All of the lines below need to be copied exactly, apart from the pictures.

• _SUPPLIED MATERIAL_

________________________

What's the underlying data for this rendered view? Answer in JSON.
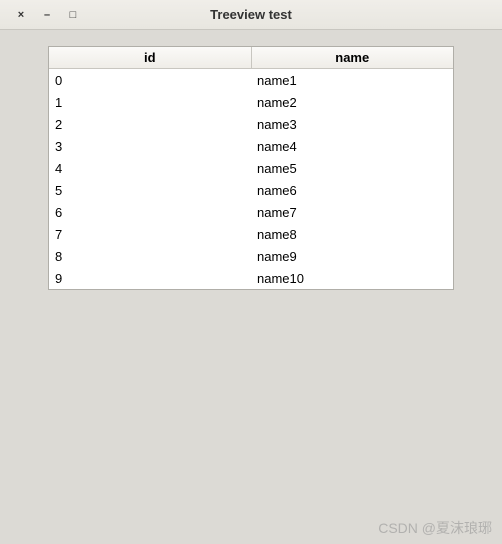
{
  "window": {
    "title": "Treeview test",
    "close_glyph": "×",
    "minimize_glyph": "–",
    "maximize_glyph": "□"
  },
  "treeview": {
    "columns": [
      {
        "label": "id"
      },
      {
        "label": "name"
      }
    ],
    "rows": [
      {
        "id": "0",
        "name": "name1"
      },
      {
        "id": "1",
        "name": "name2"
      },
      {
        "id": "2",
        "name": "name3"
      },
      {
        "id": "3",
        "name": "name4"
      },
      {
        "id": "4",
        "name": "name5"
      },
      {
        "id": "5",
        "name": "name6"
      },
      {
        "id": "6",
        "name": "name7"
      },
      {
        "id": "7",
        "name": "name8"
      },
      {
        "id": "8",
        "name": "name9"
      },
      {
        "id": "9",
        "name": "name10"
      }
    ]
  },
  "watermark": "CSDN @夏沫琅琊"
}
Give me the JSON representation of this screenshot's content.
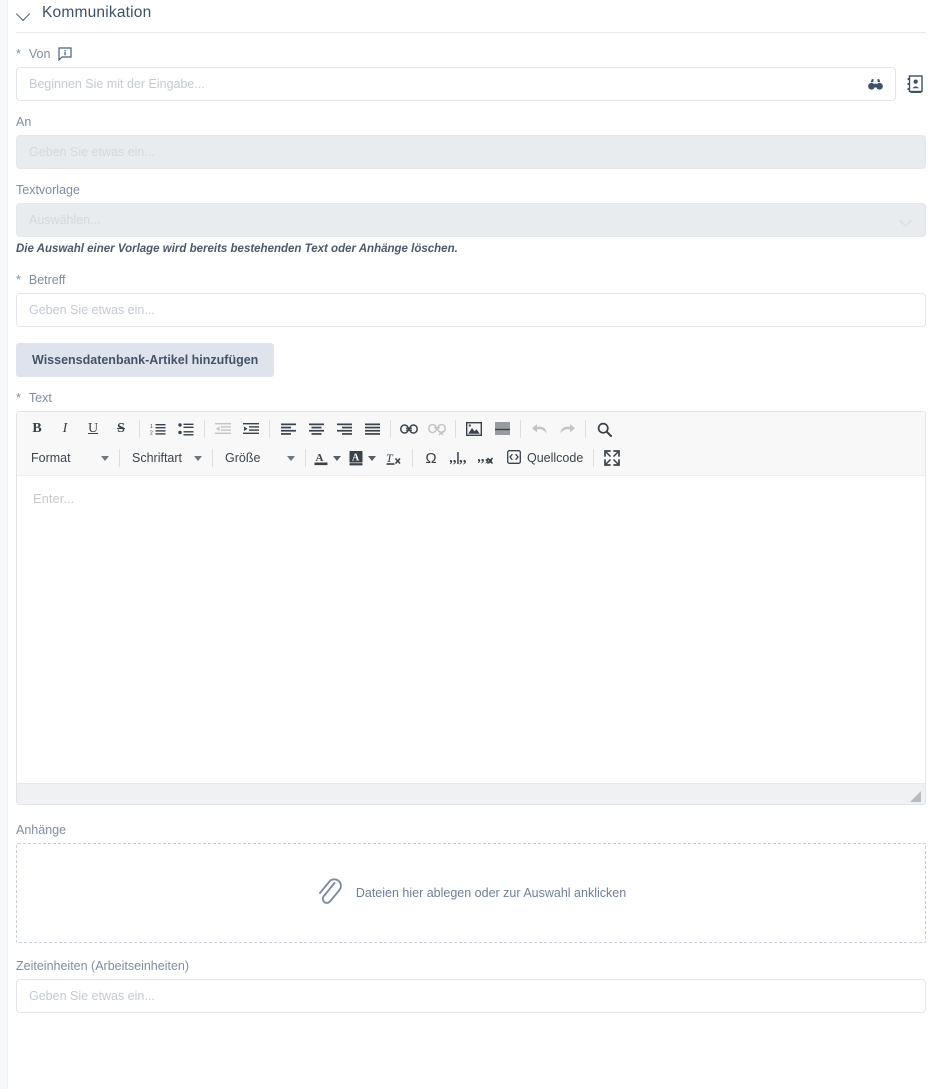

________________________

• _ANSWER TO THE PROBLEM_
What's the underlying data for this rendered view? Answer in JSON.
{
  "window": {
    "title": "Treeview test",
    "close_glyph": "×",
    "minimize_glyph": "–",
    "maximize_glyph": "□"
  },
  "treeview": {
    "columns": [
      {
        "label": "id"
      },
      {
        "label": "name"
      }
    ],
    "rows": [
      {
        "id": "0",
        "name": "name1"
      },
      {
        "id": "1",
        "name": "name2"
      },
      {
        "id": "2",
        "name": "name3"
      },
      {
        "id": "3",
        "name": "name4"
      },
      {
        "id": "4",
        "name": "name5"
      },
      {
        "id": "5",
        "name": "name6"
      },
      {
        "id": "6",
        "name": "name7"
      },
      {
        "id": "7",
        "name": "name8"
      },
      {
        "id": "8",
        "name": "name9"
      },
      {
        "id": "9",
        "name": "name10"
      }
    ]
  },
  "watermark": "CSDN @夏沫琅琊"
}
Give me the JSON representation of this screenshot's content.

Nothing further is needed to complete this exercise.